October 30, 2009

Will sheep fight?

Q. I have 2 acres in northern California in a temperate area. I want to have a flock of about 8-10 jacob sheep, I plan to sell the majority for meat and home consumption. I also do some agri-tourism. People come to see crops, and they’d like to see the sheep (even if the sheep don’t want to be seen).

I will be new to raising sheep, and am busy with two young kids and an off-farm job. So I thought maybe I’d just buy young males or castrated rams and see if I think it’s too much of a hassle. If I start with 3 males and plan to sell/butcher 2 within a year or so, am I going to have bunch of fighting on my hands? If I have one or two females and two males will that lead to fighting?

A. It's pretty typical to keep a group of males together during non-breeding season, and it usually works out ok. Wethers (castrated males) will sometimes fight, as of course do intact males; but unless there's something serious to fight about (read: females or starvation), it should work out fine.

There's always the potential of acquiring that one SOB ram that just won't adapt, in which case he's a candidate for early retirement to the freezer. But that's not usually the case.

A female in heat kept in with (or very near) 2 adult rams will probably drive everyone crazy until she's bred.

October 29, 2009

Questions Welcome!

Please feel free to post any sheep-related questions you may have here, or under a new heading.

October 15, 2009

Novice with Questions

Q. I am a novice and recently purchased four sheep: two ewes and two rams for breeding. They look pretty scraggly and had been in a poor pasture. I have lots of pasture and they have been eating nonstop. Their bowel movements have changed from pellets to bigger stools and their rear ends look dirty. I was giving them a it of sheep grain but stopped and now I would like to wash them up a bit. What do you shampoo and groom sheep with and if diaherra develops what do you give them?

A. I think you're unfortunately finding out the hard way why it pays to buy well-bred and well-managed healthy stock from a reputable breeder! In addition to having a better start, you'd have someone with personal knowledge of the sheep and their own health concerns to turn to with your questions.

But here we are, and I'll try to help you as best I can.

Any sheep that is no longer producing pellets has a problem, and it can be potentially life-threatening. It sounds like what you have is a problem from too much good food, too quickly. Moving a hungry sheep to a lush pasture can cause a number of problems, among those you've described. Parasite infestation - especially coccidiosis - is another likely cause; again common in young sheep that have not received proper care.

Here's what I'd recommend:

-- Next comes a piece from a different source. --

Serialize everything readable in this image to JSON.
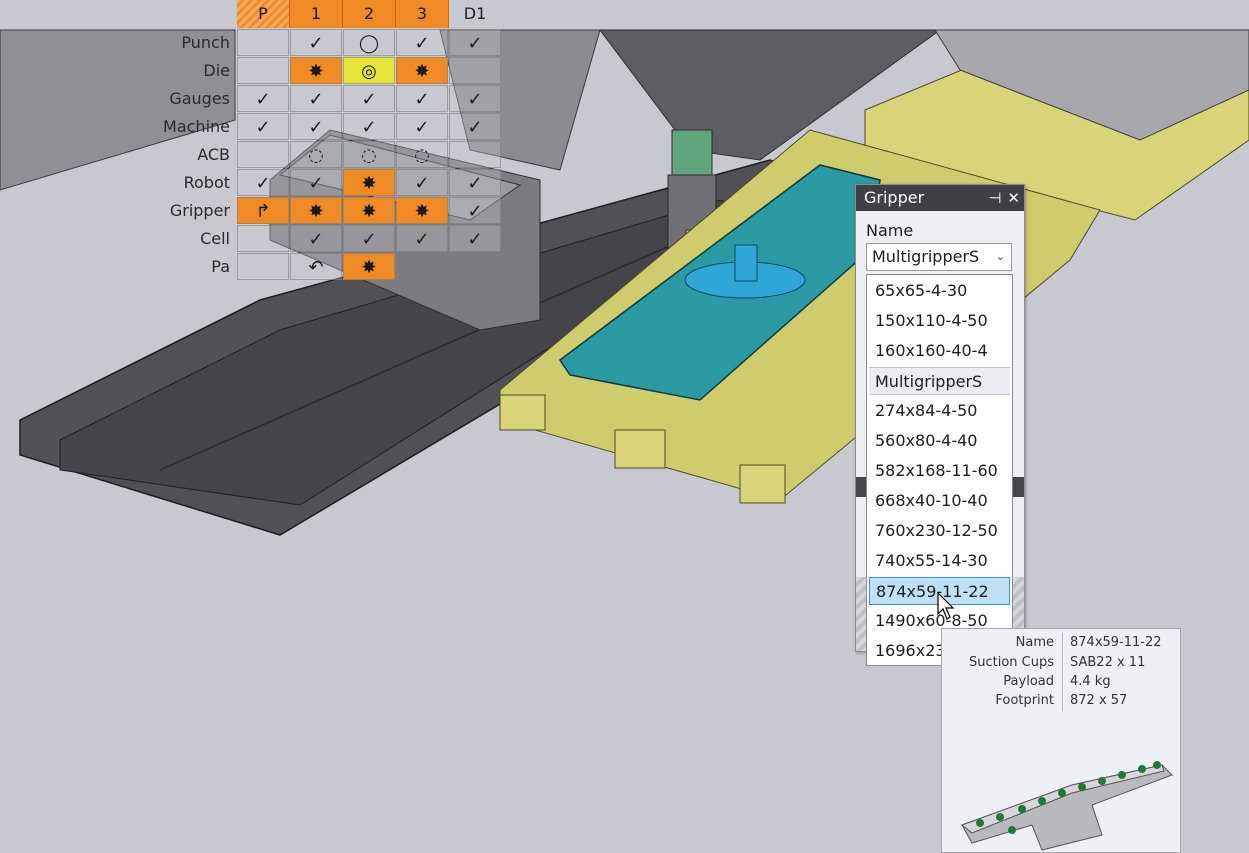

Clean up the sheep, at least the rump area, with warm water and a mild livestock shampoo. (I like Orvus paste, which can be obtained at your feed mill.) Otherwise you run the risk of fly strike. (Dealing with a sheep infested with maggots is nobody's idea of a good time!)

Treat any really severe diarrhea with a product such as Pepto Bismol - approx. same dosage-per-pound as a human.

Contact your local vet (large animal vet is best, but any vet office should be able to help), and have them do a fecal check. (In plain English, take a poop sample to them. Ask them to check for parasites, INCLUDING COCCIDIA. Do NOT assume they will check for this, which is NOT a worm and will NOT be treated with any dewormer.) If the sample tests positive, ask for a recommended medication to treat the problem.

If possible, put the animals on dry hay for a few days. Introduce them to the rich pasture for only a couple hours per day, extending their grazing time a little each day.
Make absolutely certain the sheep have access to clean drinking water at all times!

After the sheep are acclimated to your pasture, you can introduce grain into their diet, if desired and necessary, starting slowly and gradually increasing the quantity.